With the excitement surrounding Washington State Cougars Men’s Basketball stemming from Klay Thompson’s jersey retirement—and the sweep of the Oregon schools—it may be time to analyze this team’s forceful leader in CJ Elleby. Thompson is often regarded as the best basketball player to come from WSU, but Elleby is likely a future NBA player in his own right. Let’s figure out who he is before be goes big time.
Reigning from Seattle, WA, he is a six-foot-six, 200-pound forward with a never-ending motor. He is one of those guys you love to play with if he’s on your team, and are likely to show respect too if he’s your opposition.
It was obvious from his freshman year that he was a talented player, but he wasn’t the first option last season because of the skillful big-man shooter Robert Franks. Nevertheless, Elleby still finished with 14.7 points per game, 7.1 rebounds, and three assists. Those are quite phenomenal stats for anyone, let alone a freshman.
With all the changes in the program in the offseason with the Ernie Kent firing and subsequent hiring of Kyle Smith, Elleby decided to test the NBA Draft waters. After deciding he wasn’t quite ready for the pro ranks just yet, he returned to Pullman for his sophomore year.
As the season began, he quickly asserted himself as the best player on WSU’s roster, dominating most opponents in non-conference play. After a rocky 3-4 start, the Cougs reeled off six straight wins to pull themselves to a 9-4 record before Pac-12 play. At many times, he was the only consistent scoring threat WSU had on the floor.
Upon conference play, he struggled to find his scoring identity against better competition. He only put up nine points against USC and shot 13.6 percent from the field. Against UCLA, he scored 15 points on 30.8 percent shooting. It appeared that he may not be ready for the spotlight just yet.
But at the end of the Bruins game, after struggling to buy a basket the entire contest, he nailed a game-tying three-pointer to send the matchup into overtime. This was his first big moment as the guy, and it ignited hope that he may be able to reverse the fortunes of a consistently desolate WSU basketball program.

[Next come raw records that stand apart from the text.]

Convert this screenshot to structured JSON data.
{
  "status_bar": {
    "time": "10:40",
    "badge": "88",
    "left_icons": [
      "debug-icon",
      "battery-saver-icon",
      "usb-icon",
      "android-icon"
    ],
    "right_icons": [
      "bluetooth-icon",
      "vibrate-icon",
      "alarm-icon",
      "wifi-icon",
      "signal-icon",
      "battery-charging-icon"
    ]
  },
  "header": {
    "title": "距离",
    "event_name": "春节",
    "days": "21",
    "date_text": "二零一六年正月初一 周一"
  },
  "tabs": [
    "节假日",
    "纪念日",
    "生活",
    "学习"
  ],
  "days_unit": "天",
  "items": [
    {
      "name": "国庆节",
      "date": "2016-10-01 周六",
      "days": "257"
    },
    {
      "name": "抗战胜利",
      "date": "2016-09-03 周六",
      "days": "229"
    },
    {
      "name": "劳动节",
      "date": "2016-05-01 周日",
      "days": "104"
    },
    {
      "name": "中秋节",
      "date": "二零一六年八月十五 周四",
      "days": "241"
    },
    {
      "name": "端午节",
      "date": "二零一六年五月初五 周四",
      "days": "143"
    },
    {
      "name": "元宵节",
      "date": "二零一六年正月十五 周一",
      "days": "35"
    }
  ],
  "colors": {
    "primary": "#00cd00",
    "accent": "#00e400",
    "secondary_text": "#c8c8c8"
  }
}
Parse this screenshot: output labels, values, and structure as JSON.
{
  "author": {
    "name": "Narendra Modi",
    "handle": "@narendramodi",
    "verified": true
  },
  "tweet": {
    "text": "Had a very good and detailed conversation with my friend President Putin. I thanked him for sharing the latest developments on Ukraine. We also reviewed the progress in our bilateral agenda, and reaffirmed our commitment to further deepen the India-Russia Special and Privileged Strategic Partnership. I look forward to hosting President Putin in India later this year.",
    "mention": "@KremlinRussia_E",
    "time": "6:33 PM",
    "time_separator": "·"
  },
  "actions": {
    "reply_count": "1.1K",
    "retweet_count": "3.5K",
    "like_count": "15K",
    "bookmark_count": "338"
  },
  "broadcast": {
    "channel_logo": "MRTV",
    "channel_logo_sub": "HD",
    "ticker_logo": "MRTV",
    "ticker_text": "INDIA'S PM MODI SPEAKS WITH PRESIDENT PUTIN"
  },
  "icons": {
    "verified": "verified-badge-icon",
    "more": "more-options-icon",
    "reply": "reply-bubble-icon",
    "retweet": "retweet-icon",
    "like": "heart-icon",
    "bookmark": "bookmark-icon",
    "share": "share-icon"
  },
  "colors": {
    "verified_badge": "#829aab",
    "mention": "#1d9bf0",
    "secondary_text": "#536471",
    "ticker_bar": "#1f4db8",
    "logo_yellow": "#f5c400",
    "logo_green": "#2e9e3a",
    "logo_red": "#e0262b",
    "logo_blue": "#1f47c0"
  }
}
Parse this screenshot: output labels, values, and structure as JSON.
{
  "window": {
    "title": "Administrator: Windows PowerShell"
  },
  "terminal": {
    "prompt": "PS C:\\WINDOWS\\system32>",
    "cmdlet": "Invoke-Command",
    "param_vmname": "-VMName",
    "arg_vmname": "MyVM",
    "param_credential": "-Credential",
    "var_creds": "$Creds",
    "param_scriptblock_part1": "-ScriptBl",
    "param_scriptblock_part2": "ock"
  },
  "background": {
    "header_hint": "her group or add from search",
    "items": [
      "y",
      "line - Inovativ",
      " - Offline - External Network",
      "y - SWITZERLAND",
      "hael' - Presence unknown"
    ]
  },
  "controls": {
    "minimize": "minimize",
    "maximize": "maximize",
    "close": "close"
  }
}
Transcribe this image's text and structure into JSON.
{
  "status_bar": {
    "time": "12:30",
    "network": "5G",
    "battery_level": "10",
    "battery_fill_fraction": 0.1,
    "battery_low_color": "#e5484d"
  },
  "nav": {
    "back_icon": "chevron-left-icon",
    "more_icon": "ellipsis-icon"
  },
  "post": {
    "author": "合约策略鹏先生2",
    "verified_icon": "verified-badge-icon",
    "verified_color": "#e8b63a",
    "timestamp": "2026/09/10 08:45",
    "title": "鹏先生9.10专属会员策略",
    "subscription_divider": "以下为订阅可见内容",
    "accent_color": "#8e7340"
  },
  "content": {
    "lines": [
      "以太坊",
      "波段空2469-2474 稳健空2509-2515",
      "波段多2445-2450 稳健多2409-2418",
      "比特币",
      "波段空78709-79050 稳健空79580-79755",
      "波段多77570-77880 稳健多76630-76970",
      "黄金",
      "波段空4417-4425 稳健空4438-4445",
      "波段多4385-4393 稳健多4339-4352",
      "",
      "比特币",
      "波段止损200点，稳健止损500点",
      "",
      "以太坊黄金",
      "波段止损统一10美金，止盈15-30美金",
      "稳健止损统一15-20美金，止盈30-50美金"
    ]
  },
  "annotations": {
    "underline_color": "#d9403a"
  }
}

As the season continued, he has had up-and-down performances until this past weekend in the Palouse.
The Cougs faced the incredibly talented and arguably best team in the Pac-12 in the then-eighth-ranked Oregon Ducks. This game was expected to be an afterthought; UO was supposed to wipe the floor with WSU, steal their lunch money, and eat a bowl of Cheerios in their own living room.
But Elleby had another plan.
He finished the game with 25 points, 14 rebounds, and shot above 57 percent from beyond the arc. A star was born in Pullman. The Cougs won the game handily, shocking the entire college basketball world and the Ducks alike.
But his weekend wasn’t done just yet. WSU hosted the Oregon State Beavers on Saturday in a second act behind Thompson’s jersey retirement night.
Again, Elleby came to play. Even though point guard Isaac Bonton stole the show with 34 points, eight rebounds, eight assists, and a first-half ending, half-court buzzer-beater shot reminiscent of Stephen Curry (who was in attendance for Klay’s big night). Elleby paced the Cougs with 22 points, nine rebounds, five assists, and played stellar defense all night.
This is the sign of a player who is primed for success, one who has the ability to dominate the game while simultaneously bettering his teammates. This type of player is far and few in-between, and the unsung heroes of NBA championship-winning rosters.
What this past weekend means for the Cougs season as a whole is yet to be determined and it may be foolish to suggest some sort of massive turnaround.
However, it should be obvious that he is the best player WSU has had since Thompson, and his career could just be beginning. It takes a special type of player to win in Pullman—a hard-nosed guy, with defensive intensity, never-ending hustle, and a heart bigger than Andre the Giant.
Elleby fits this mold and combines it with an aggressive and dangerous offensive game.